When the sun shines on airborne sea salt particles, chlorine atoms are generated naturally through photolysis. One promising EAMO method involves adding a small amount of iron to that process. That causes iron trichloride (FeCl3) to form on the salt particles, accelerating the photolysis reaction. Photocatalysis, as the accelerated process is known, can increase the number of chlorine atoms generated in photolysis tenfold. The chlorine atoms in turn increase the rate of methane oxidation, which converts methane to mostly water and some carbon dioxide. Then the sea salt particles fall back into the ocean.
EAMO methods such as this can help restore methane oxidation rates, which are declining due to changes in human activity. Some of those human activities are desirable or unavoidable. For example, replacing fossil fuels with clean energy will have the unintended side-effect of reducing hydroxyl radical production and lowering methane oxidation rates (more on that below), but we must do it anyway. Governments outlawed ozone-destroying chemicals reduced the “hole” in the stratospheric ozone layer, which reduced the amount of ultraviolet light coming through. That in turn reduces the generation of hydroxyl radicals that drive atmospheric methane oxidation. Biomass burning, including forest fires over which we have little control, releases methane and generates carbon monoxide, which consumes hydroxyl radicals.
Beyond positive climate impacts, EAMO has additional co-benefits. Reducing methane also reduces formation of ground-level ozone, of which methane is a key ingredient.

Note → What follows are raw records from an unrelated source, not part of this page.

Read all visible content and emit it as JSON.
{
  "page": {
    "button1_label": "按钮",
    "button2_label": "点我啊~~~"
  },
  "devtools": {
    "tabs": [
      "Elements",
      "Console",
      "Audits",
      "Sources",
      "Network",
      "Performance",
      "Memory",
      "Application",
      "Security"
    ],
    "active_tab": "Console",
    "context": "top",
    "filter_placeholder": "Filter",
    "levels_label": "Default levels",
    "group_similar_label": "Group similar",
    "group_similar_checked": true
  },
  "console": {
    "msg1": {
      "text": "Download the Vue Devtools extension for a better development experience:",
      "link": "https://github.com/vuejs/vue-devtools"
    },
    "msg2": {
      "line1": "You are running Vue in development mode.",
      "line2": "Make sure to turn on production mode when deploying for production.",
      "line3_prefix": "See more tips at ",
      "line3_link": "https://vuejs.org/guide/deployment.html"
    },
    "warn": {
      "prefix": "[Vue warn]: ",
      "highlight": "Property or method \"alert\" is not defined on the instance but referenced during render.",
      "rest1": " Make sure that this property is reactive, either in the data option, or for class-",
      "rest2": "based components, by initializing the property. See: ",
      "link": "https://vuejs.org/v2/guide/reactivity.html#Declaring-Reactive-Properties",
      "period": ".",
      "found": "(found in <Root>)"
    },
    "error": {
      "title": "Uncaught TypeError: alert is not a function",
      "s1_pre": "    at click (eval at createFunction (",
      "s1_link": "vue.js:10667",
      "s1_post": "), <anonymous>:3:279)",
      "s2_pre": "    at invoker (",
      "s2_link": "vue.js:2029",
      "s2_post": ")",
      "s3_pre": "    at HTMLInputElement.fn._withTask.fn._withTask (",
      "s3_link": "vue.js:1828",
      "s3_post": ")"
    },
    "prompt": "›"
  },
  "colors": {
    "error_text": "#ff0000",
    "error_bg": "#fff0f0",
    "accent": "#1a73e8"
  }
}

Ozone is a powerful greenhouse gas in its own right, and a dangerous air pollutant that damages respiratory health. Studies show reducing ozone by 45% could prevent 260,000 premature deaths, 775,000 asthma-related hospital visits, and 73 billion hours of lost labor from extreme heat. It would also raise crop yields by 25 million tons annually by stopping the harmful impact of ozone on plant growth.

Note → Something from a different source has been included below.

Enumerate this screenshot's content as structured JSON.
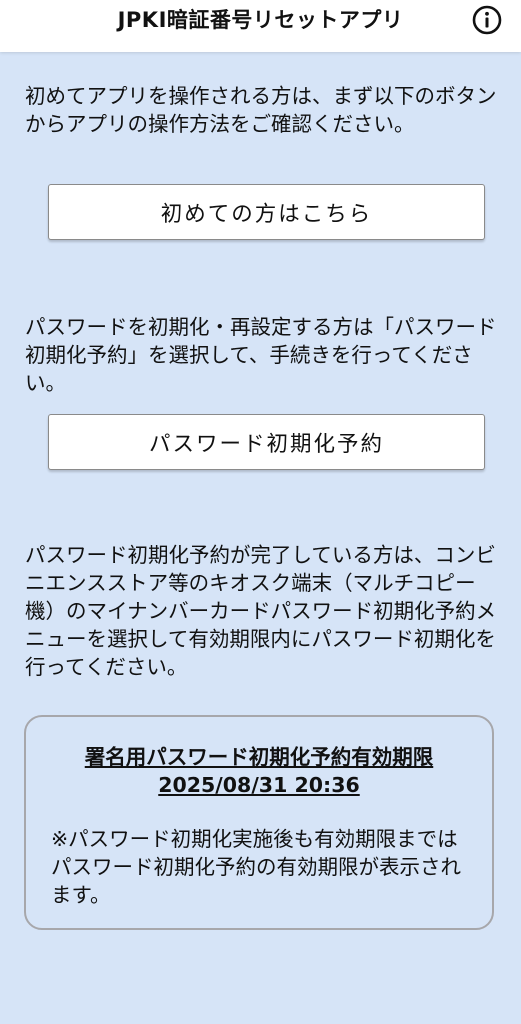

EAMO might also be used to reduce methane emissions at their sources, for example at rice paddies, which are large emitters. Fertilizing rice paddies with iron could potentially reduce their methane emissions, while also fortifying the crop with iron and combatting anemia, a serious public health issue in many developing countries.